The automation of paid work has received significant attention in recent years, but the use of technology to aid with housework and caregiving has largely gone unnoticed.
My interest in this topic stems from my work on gender inequality and the division of labour within households. I believe that new technologies have the potential to address current social issues such as gender inequality in household work. However, I am also concerned that digitalization and automation of domestic tasks may exacerbate social and economic inequalities in unforeseen ways. Introducing more digital technologies into homes may also result in erosion of privacy beyond what we have witnessed thus far. For instance, as people view their homes as a place to unwind and relax, they may inadvertently record themselves with their new smart devices while engaging in activities they would prefer to keep private. In another example, households often comprise multiple individuals, and certain household members, such as children, may not be able to give their consent for domestic technologies to collect data about them. Nonetheless, such information may be collected anyway.
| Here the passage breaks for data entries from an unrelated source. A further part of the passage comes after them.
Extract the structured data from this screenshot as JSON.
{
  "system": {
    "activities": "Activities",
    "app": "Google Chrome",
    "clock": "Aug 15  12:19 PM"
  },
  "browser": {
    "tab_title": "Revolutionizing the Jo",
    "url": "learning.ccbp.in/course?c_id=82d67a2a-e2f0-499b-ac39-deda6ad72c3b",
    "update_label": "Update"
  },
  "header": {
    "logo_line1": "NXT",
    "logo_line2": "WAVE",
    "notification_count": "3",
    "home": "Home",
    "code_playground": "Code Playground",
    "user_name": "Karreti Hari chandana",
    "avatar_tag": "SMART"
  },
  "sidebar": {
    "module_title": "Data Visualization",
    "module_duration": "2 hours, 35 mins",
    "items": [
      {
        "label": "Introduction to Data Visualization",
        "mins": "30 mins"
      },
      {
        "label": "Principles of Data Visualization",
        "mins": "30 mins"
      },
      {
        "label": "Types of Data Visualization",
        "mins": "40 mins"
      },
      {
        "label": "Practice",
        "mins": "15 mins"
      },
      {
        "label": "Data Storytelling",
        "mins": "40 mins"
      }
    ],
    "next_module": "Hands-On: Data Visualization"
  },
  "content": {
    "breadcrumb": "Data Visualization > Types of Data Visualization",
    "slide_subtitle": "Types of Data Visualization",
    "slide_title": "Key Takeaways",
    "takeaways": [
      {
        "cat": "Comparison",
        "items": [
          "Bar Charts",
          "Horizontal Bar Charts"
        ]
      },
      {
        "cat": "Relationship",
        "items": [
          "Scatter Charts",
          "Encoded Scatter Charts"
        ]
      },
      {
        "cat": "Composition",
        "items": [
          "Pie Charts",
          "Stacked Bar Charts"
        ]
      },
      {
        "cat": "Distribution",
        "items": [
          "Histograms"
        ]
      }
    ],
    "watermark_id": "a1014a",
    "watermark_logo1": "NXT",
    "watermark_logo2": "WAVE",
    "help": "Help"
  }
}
I became a sociologist after spending a year in Japan which I loved, but also felt perpetually puzzled by the ways my friends made momentous decisions about their lives, such as what to study, where to work and who to date. This puzzlement turned into a decision to study Sociology at Oxford University to better understand the role of social structures in personal lives. Having received my DPhil from Oxford I became a sociologist of the family analysing dating behaviours, marriage and childbearing choices, and how men and women share paid and unpaid work within families. Looking at the influence digital technologies have on domestic life seemed like a natural next step.
Find out more about the Domestic AI project.